Cylinder/sleeve one piece.

dp
07-22-2014, 03:09 PM
There's a Webster plan set here that shows a valve block separate from the head and cylinder and where the cylinder slides through the block.

http://www.john-tom.com/html/ICEngines.html

Correction: Once I got the zip file downloaded and had a look at the PDF I see the valve block is attached to the cylinder head which is deeply recessed and into which slides the cylinder. The cylinder is ported to allow access to the intake and exhaust.

brian Rupnow
07-22-2014, 04:54 PM
The only major difference I see between the engine in this link that DP posted and the engine I might consider building is that on this engine the round cylinder and the part directly above it which houses the valves is all whittled from one solid chunk. I could do that--but it would be a bit of a pig to cut the cooling fins on.--Wouldn't be able to use the lathe.--At least not on the part above the round cylinder.--Of course the round part of the cylinder is down towards the bottom of the piston skirt, so probably doesn't need fins on it anyways.
https://www.flickr.com/photos/15794235@N06/5245356917/

kf2qd
07-22-2014, 10:53 PM
It is just a basic Flat Head engine.
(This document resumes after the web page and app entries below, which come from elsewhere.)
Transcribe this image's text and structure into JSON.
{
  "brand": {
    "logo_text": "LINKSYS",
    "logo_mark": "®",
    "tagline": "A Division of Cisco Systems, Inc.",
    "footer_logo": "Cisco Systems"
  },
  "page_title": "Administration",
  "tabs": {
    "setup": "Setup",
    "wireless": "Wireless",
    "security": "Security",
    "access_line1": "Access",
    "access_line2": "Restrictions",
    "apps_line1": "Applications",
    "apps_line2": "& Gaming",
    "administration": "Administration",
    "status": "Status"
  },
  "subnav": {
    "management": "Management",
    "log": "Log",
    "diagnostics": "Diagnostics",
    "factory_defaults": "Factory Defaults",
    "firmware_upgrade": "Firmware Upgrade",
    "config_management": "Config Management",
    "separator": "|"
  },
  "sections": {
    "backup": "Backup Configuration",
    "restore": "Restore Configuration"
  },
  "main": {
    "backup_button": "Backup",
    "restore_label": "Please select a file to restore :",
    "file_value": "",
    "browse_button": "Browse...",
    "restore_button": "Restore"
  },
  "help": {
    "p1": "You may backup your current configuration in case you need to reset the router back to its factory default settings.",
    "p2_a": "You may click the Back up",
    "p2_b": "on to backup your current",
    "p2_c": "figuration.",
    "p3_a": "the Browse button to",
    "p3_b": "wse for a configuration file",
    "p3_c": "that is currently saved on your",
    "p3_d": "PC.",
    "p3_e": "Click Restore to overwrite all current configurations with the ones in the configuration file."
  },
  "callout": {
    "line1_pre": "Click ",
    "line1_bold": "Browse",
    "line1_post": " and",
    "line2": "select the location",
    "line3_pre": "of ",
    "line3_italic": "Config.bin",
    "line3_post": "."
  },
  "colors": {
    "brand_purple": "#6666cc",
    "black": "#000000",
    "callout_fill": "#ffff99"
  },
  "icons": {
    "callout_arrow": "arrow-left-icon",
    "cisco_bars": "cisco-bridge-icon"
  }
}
THE top of the block was flat, the piston at TDC was even with the top of the block and the combustion chamber was in the head, had recesses for the valves and tended to have a taper over the piston.
Commonly called an L Head

A variation was the F Head where the exhaust have was in the block and the intake was in the head. Intake manifold was part of the head.

J Tiers
07-22-2014, 11:58 PM
It is just a basic Flat Head engine. THE top of the block was flat, the piston at TDC was even with the top of the block and the combustion chamber was in the head, had recesses for the valves and tended to have a taper over the piston.
Commonly called an L Head

A variation was the F Head where the exhaust have was in the block and the intake was in the head. Intake manifold was part of the head.

Yes.

Most small Briggs and so forth are the very same design. The fins are perfectly fine for casting, , yeah, not so good for cutting.

krutch
07-24-2014, 07:34 PM
Most likely the piston rings won't cross the "joint". If the piston actually enters the head portion it is at it's top dead center and the rings should be below the top of the cylinder.
On some "hopped up" Harleys the piston top does clear the cylinder top but no ring will be close enough to cause a problem. That a piston enters the head is for higher compression ratio. Such a piston may need to have a pocket milled into its' top for valve clearance. Side valve engines usually are a low compression unit. Shaving the head is the normal way to increase their ratio. Some also shave the cylinder top.